It’s hot. Maybe you just want to get outside and enjoy the weather. You don’t want to be stuck in the kitchen—especially when your friends or family are on the patio.
So, learn to bake on the patio. They’ll think you’re a genius.
They make fancy grills designed for baking. You don’t have to have one. A grill that has a lid, one that pulls down and captures the heat is handy. (It’s possible to bake without one but you’ll have to use a bucket or tub to capture the heat so that heat both above and below whatever your trying to bake.)
There are two problems to baking on the grill: A closed grill tends to get too hot and the heat tends to be on the bottom, not distributed both above and below. You can solve these problems.
You’re Going to Need Two Thermometers.
You can’t regulate the heat if you don’t know how hot it is. So, first you need an oven thermometer. There are some grills that have a built-in thermometer. That’s a start. But it only tells you how hot it is in one spot. And the hot air in grills tends not to circulate as well as it does in the oven. You can place an oven thermometer wherever you want until you get to know your grill. When you’re through, you can move the thermometer back into the kitchen.
If you don’t have one, get an oven thermometer.
The other thermometer you need is a plain old kitchen thermometer. That’s so you can tell when your food is done. In the vagaries of a grill, it may look done when it’s not. Stick a thermometer in it and know for sure.

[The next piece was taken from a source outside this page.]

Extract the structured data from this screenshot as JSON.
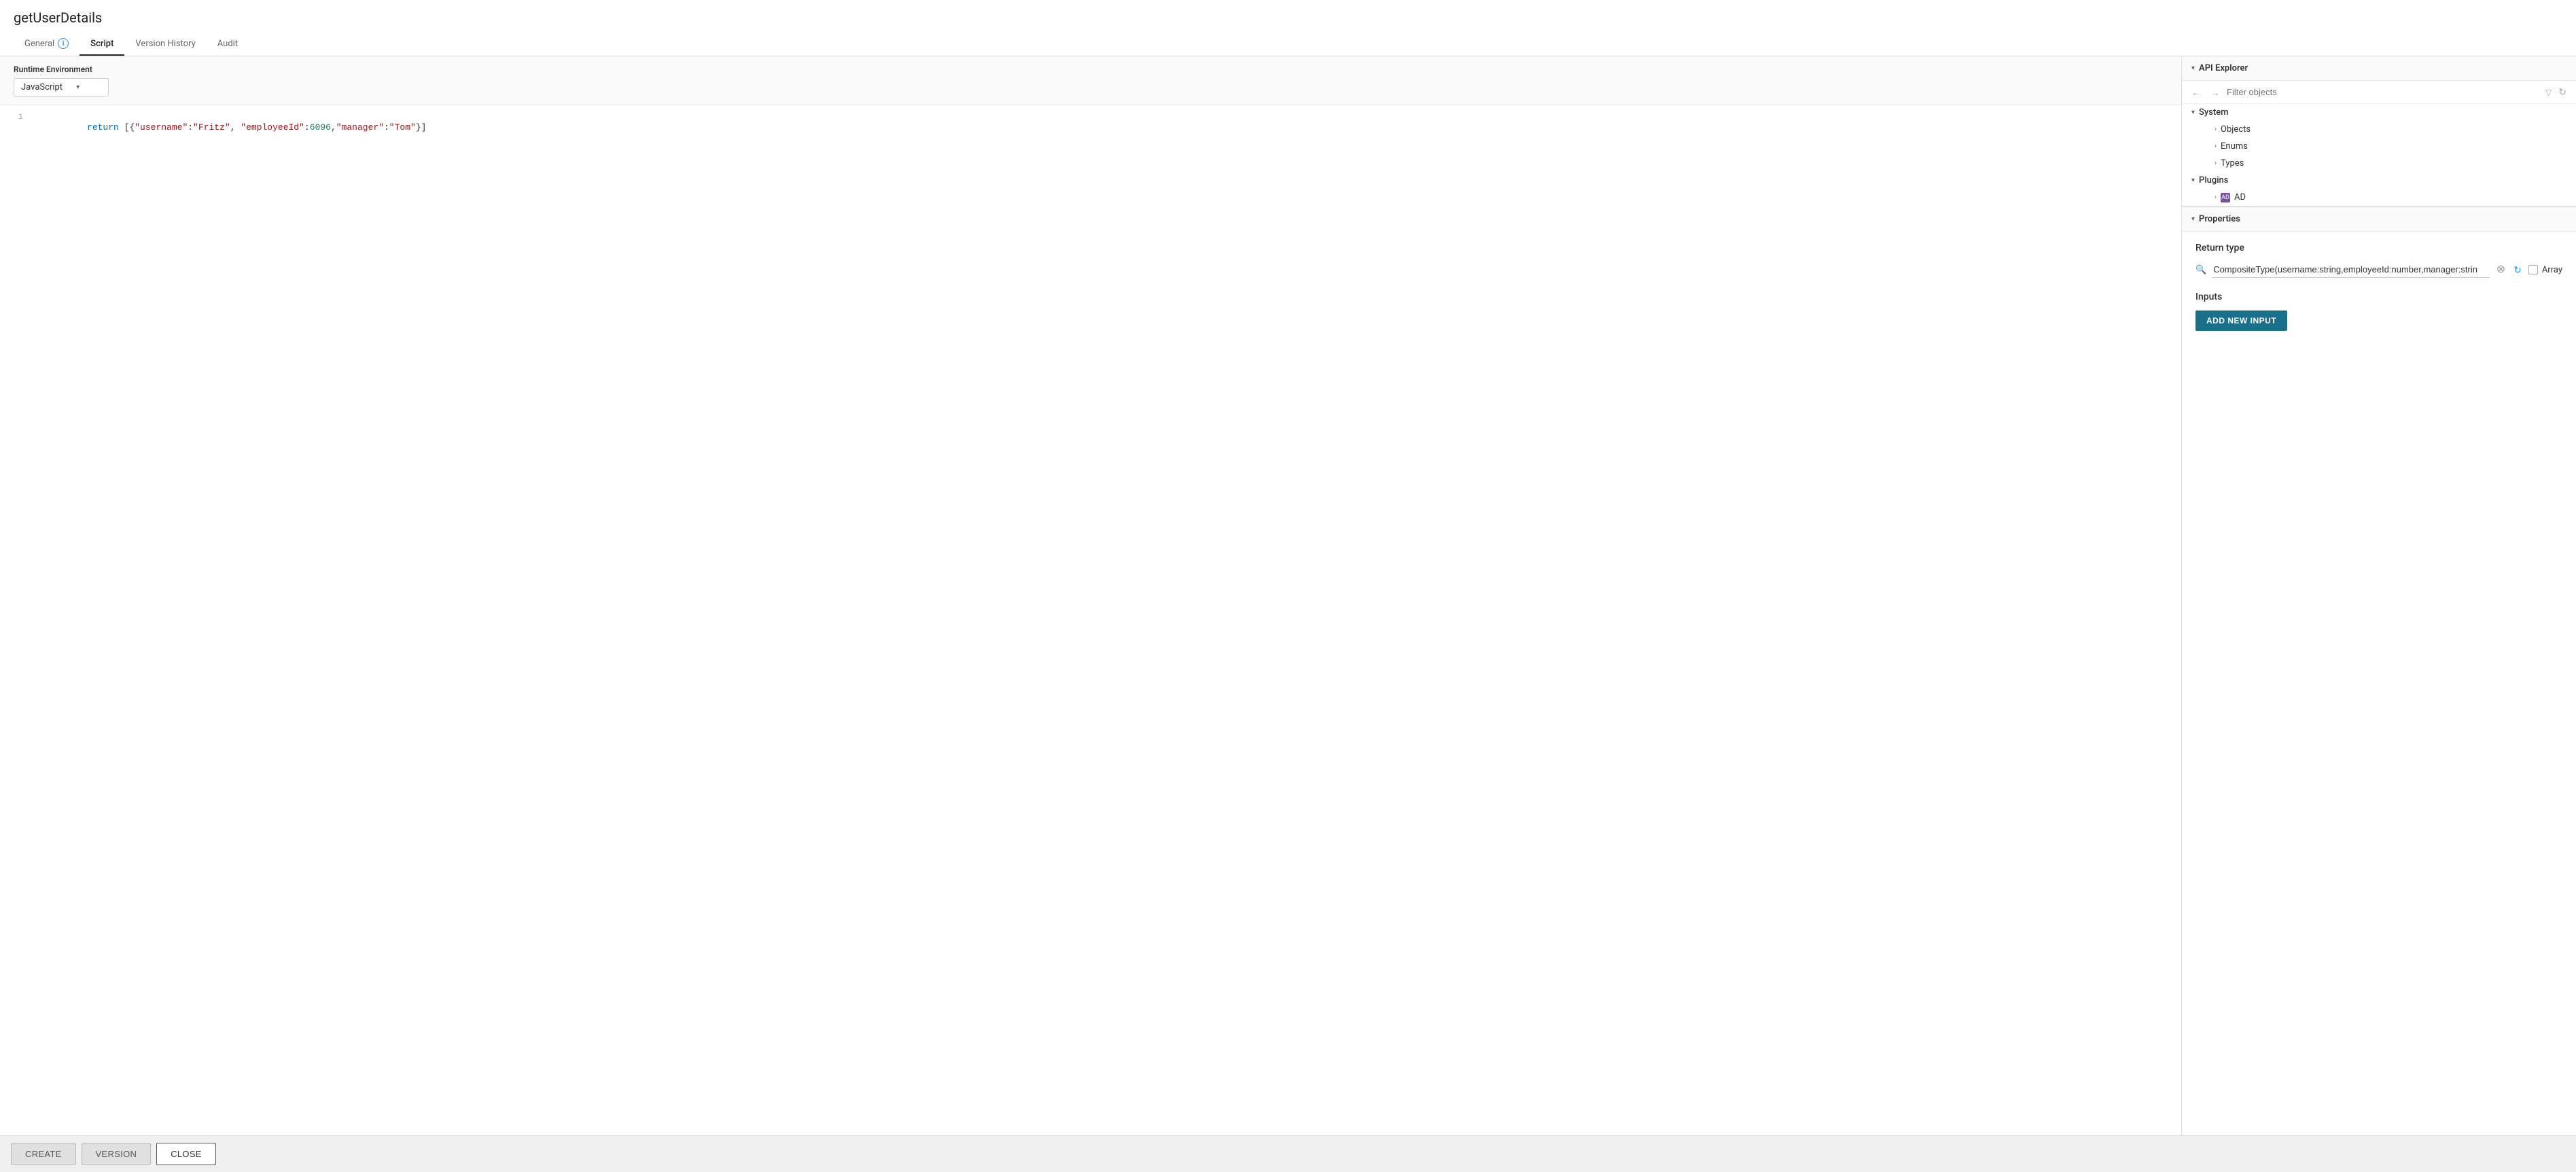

A loaf of bread—yes, you can bake bread on the grill—is done when the internal temperature reaches 190 degrees.
Now, you’ve served one of the problems. Once you know how hot it is, you can regulate the heat.
Here’s where you have to be clever; outsmart your grill.
All the fire, all the heat, tends to be in the bottom. Two things to do: Lift the food up, away from the heat and divert the heat away from the bottom of the food and get it up above. There are tricks you can use.
You are going to need some baking sheets and/or racks. The baking sheets can be placed below the food divert hot air up and around the food and protect the bottom. Racks can be used to be lift the food away from the fire.
I use empty tin cans as stanchions to get the racks where I want them. I want some air circulating below the food but I don’t want the food close to the flame.
I’m fortunate at home: I have an upper rack designed to keep some of the food hot while the rest cooks. And I have a lid that closes. I put a baking sheet down low to divert heat up and around. I put food on the rack above to bake. If I don’t want to bake on the rack/shelf above, I prop a rack on four tin cans at the height that I want, hang an oven thermometer on the rack, and try to regulate my heat to 350 degrees.
What Can You Bake on the Grill?
Nearly anything from roast chicken bread, burger buns, and pizza. Cookies are tough: they bake to quickly, too delicate, and you need to be precise with your baking time.
I’ve baked cakes outdoors—but mostly I was showing off.
Pizzas are okay; the food tends to protect the crust from being overbaked. Just don’t get too much heat below.
Final Notes and Recommendations
Baking on the grill is a skill and your grill has its own temperament. Your first try may not be perfect. Experiment with your family before you bring all your friends from work over.
For pizzas, experiment with some of the cheapie refrigerated versions from the grocery store. Our pizza dough mixes are not expensive and if you are making thin crusts, you can make two or three pizzas from a mix. After a couple successes, you can build your masterpiece.
Get some cheap bread mixes from us to learn with.
After a couple bread mixes, try making burger buns. Burgers on homemade buns are so much better. If you really want to knock-their-socks-off, try making buns with Sour Cream Onion Bread Mixes or Diego’s Jalapeno Cheddar Bread. But our standby, Sour Cream Potato Rolls, makes fantastic burgers also.